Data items
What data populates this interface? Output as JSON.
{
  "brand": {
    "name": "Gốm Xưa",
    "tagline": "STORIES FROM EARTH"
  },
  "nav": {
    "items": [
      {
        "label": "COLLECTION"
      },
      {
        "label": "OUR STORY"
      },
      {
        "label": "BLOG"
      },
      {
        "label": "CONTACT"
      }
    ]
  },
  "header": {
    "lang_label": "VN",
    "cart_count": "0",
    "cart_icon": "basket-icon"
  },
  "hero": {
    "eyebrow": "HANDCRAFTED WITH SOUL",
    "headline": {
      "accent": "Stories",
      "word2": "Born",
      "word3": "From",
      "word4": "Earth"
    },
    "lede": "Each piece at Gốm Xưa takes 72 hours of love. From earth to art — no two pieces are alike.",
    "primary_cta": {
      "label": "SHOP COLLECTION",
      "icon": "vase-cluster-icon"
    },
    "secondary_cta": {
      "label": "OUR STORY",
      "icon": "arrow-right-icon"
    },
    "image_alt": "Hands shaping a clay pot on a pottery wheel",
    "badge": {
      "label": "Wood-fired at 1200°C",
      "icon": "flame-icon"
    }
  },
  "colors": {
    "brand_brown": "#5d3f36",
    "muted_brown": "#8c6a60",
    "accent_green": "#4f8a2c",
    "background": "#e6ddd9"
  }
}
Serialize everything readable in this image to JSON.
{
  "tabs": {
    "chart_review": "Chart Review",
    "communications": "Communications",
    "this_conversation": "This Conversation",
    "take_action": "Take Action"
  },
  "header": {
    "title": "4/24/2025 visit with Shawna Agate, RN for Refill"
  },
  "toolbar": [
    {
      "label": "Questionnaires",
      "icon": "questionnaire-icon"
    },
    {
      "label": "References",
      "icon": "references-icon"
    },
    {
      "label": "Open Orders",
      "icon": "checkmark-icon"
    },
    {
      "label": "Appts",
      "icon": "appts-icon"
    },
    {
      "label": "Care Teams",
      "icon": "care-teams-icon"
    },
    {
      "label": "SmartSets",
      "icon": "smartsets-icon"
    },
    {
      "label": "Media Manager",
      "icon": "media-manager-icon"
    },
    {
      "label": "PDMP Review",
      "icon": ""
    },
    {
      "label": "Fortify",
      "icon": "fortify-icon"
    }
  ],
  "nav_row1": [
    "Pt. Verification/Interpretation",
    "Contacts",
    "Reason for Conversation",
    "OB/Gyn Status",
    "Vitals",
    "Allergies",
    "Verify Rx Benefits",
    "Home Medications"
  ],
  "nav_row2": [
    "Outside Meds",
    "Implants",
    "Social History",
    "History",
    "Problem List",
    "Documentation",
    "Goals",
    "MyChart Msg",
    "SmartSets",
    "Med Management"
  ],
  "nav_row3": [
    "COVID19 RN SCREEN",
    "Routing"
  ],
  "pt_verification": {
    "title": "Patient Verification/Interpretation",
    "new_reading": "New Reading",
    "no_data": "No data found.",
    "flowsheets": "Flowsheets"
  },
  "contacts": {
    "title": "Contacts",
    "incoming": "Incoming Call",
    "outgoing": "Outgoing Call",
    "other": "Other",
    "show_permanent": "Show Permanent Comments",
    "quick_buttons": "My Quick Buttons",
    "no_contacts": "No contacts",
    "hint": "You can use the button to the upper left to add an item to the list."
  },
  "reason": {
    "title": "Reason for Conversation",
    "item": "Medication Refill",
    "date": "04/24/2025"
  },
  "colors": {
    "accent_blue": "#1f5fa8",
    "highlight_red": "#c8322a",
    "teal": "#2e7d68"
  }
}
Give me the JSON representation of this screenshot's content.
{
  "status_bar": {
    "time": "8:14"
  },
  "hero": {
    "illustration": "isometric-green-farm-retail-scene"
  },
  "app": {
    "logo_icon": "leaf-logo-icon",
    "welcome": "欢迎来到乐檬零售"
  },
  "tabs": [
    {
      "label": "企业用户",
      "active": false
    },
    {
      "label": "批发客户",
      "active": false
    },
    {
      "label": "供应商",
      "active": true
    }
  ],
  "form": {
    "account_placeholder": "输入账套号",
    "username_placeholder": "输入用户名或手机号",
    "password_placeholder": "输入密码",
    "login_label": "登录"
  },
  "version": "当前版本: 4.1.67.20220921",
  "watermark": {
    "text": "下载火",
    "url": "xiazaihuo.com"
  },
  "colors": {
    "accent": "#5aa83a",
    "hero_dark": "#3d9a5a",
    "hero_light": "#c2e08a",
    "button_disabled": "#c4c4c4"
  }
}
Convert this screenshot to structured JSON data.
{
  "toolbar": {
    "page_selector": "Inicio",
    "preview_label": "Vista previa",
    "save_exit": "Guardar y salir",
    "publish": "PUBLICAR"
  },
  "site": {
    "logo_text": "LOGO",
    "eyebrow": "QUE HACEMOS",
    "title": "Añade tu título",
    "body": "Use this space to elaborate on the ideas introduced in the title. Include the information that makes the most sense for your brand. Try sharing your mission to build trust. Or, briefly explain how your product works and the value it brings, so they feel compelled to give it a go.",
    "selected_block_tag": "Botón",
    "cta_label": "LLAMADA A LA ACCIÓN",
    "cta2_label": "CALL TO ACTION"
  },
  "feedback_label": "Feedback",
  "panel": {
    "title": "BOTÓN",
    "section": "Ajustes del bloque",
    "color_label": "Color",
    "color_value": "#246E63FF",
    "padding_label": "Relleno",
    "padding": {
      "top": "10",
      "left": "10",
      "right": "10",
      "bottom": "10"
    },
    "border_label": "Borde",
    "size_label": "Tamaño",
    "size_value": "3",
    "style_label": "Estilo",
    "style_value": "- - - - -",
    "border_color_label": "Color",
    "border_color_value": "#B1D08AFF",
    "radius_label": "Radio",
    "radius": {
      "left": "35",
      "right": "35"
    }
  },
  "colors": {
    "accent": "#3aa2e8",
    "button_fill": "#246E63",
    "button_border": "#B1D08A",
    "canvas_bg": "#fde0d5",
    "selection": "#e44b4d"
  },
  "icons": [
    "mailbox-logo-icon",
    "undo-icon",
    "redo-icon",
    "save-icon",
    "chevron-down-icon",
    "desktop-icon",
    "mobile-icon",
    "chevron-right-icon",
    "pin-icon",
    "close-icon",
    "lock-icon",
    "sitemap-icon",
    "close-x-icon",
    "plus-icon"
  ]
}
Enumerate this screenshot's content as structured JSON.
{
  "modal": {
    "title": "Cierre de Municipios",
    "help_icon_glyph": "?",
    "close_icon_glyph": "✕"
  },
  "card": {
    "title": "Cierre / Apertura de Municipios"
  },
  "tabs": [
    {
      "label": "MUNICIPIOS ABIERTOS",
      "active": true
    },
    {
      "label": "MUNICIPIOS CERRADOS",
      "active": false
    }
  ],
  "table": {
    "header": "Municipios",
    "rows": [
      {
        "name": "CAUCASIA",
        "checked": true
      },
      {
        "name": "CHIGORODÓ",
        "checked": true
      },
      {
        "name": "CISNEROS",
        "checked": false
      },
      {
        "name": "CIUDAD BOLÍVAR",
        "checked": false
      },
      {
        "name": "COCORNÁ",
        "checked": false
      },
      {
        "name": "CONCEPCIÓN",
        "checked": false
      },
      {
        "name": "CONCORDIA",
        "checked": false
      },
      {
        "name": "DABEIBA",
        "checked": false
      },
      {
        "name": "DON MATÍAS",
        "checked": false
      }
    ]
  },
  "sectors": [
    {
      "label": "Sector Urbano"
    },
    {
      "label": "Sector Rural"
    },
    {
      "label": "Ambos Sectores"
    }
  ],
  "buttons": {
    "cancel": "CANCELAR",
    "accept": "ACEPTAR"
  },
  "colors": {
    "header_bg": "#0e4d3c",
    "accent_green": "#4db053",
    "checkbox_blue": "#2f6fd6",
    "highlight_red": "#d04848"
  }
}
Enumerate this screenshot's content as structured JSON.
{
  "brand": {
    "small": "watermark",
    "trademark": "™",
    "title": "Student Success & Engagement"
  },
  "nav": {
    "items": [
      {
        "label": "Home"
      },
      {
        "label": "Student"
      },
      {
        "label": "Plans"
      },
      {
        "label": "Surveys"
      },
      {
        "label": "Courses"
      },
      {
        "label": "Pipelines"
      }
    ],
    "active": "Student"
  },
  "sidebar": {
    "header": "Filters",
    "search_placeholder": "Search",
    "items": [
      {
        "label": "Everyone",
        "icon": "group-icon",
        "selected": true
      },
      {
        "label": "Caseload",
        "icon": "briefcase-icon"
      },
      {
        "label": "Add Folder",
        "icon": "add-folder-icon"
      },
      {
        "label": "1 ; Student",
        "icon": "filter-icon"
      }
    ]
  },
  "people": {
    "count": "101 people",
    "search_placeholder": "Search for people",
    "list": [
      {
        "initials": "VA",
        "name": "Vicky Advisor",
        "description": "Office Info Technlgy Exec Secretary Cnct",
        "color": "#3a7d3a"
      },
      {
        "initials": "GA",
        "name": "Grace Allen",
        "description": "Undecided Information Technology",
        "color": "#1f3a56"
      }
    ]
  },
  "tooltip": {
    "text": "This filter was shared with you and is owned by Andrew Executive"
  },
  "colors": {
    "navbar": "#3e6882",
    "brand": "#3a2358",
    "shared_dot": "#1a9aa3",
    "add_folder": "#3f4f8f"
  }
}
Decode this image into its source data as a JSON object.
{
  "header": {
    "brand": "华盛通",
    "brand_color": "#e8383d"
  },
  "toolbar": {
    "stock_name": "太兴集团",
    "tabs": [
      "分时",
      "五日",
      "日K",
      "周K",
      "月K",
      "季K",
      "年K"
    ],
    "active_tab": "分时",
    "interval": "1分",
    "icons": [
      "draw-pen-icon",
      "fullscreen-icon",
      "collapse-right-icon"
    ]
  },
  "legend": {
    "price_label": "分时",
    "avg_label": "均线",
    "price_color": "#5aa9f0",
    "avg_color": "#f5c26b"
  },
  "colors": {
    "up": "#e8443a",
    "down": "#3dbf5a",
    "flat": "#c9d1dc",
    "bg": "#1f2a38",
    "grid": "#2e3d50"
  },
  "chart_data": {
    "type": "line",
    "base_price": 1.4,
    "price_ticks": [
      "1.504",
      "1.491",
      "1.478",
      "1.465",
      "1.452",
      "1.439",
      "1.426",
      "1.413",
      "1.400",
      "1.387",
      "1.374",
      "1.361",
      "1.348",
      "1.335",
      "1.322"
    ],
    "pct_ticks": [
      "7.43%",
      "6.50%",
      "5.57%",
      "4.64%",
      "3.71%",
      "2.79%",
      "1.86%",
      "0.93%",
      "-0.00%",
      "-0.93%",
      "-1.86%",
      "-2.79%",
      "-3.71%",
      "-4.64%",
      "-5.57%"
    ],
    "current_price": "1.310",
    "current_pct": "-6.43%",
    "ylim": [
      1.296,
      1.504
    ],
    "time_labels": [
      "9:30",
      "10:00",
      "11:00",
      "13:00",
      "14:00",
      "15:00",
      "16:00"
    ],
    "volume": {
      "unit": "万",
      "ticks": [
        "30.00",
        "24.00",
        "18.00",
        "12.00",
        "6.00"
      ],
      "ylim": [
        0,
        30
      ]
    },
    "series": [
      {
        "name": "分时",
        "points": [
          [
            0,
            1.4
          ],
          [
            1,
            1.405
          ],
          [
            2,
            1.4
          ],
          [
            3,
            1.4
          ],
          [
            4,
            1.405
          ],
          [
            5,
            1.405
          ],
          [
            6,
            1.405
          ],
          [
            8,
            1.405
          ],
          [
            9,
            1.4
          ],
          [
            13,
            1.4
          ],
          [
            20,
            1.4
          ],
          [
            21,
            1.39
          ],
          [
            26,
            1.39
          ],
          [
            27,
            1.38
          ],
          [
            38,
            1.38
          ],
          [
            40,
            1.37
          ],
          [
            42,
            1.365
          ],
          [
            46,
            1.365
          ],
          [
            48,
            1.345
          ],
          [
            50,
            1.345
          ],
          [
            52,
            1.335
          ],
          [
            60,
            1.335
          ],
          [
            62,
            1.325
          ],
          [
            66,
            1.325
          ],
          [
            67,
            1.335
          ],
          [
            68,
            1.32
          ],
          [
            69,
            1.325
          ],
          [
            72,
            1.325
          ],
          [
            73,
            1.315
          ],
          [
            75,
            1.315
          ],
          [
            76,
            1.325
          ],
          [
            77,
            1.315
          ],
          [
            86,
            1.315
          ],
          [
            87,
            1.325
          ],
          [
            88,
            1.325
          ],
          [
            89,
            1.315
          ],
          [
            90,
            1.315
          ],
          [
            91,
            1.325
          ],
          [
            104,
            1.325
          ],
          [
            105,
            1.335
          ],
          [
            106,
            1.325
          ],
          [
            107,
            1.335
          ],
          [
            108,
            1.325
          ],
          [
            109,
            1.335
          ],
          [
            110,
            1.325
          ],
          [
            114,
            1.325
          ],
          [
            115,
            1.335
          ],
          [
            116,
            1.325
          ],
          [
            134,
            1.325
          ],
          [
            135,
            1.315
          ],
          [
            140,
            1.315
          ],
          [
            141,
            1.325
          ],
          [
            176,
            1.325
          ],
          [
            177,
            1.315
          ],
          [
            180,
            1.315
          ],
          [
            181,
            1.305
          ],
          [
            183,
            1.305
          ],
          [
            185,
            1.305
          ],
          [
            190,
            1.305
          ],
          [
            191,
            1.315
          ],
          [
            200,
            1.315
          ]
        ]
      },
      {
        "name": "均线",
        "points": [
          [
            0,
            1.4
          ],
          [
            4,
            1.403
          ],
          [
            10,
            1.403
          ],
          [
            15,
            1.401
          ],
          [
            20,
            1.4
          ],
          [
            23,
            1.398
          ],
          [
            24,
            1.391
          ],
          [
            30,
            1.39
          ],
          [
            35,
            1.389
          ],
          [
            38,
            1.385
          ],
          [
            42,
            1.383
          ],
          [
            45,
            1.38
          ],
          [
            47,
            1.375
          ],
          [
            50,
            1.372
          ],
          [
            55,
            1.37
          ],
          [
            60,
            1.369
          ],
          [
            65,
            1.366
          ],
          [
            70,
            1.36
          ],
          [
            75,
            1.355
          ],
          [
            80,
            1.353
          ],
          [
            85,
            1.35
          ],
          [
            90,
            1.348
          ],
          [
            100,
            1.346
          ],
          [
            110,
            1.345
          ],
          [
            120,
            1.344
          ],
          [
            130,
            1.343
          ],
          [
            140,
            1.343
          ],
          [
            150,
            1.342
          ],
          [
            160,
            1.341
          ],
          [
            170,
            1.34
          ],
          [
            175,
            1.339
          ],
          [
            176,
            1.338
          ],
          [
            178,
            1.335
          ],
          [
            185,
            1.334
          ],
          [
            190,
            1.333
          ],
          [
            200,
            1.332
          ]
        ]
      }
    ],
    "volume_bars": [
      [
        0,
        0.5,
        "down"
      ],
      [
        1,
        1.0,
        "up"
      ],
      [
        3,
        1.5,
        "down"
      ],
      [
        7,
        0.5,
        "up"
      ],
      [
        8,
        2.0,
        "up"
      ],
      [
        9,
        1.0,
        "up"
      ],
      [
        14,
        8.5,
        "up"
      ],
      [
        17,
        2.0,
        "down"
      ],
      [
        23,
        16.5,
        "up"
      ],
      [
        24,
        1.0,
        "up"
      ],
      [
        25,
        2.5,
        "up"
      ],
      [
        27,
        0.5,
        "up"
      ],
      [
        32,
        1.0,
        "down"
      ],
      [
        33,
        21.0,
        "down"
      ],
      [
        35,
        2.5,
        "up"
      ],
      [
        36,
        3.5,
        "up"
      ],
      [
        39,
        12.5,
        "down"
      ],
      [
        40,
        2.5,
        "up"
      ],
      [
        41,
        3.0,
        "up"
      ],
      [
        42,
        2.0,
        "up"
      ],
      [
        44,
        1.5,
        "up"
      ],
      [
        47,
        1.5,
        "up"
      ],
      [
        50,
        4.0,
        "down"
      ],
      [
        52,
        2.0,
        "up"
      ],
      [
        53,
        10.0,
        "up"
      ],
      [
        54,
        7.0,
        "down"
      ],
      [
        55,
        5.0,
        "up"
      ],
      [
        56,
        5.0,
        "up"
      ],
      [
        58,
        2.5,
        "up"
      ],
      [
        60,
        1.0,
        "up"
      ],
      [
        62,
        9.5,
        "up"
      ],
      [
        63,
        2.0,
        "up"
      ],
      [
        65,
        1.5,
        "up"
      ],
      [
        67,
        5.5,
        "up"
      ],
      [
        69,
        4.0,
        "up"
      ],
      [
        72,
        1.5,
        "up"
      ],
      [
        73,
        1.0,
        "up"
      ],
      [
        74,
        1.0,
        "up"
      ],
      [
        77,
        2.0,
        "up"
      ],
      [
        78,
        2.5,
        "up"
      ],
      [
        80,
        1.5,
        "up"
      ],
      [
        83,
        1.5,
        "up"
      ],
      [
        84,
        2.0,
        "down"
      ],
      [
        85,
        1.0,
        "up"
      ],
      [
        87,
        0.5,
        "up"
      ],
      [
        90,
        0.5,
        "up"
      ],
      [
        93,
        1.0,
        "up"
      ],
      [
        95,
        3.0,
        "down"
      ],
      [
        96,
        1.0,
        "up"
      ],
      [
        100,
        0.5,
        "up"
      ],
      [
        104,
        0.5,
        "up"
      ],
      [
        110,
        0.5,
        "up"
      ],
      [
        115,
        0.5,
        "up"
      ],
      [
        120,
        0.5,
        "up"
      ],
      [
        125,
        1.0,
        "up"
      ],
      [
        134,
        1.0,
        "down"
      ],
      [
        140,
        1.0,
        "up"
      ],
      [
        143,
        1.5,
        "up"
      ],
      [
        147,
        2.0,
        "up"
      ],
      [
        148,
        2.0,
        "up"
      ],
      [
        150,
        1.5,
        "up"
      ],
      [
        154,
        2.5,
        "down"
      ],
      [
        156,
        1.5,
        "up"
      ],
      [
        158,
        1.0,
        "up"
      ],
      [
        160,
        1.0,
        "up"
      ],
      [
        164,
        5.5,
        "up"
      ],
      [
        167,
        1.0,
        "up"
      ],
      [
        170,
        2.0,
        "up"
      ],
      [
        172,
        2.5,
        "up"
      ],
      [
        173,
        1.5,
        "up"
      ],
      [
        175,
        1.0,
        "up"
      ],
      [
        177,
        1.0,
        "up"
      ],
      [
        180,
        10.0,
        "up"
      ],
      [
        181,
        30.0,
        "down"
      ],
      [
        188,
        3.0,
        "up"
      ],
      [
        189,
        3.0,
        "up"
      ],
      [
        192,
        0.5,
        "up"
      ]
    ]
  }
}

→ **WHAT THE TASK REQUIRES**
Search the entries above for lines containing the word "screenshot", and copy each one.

→ **ANSWER**
Give me the JSON representation of this screenshot's content.
Convert this screenshot to structured JSON data.
Enumerate this screenshot's content as structured JSON.
Enumerate this screenshot's content as structured JSON.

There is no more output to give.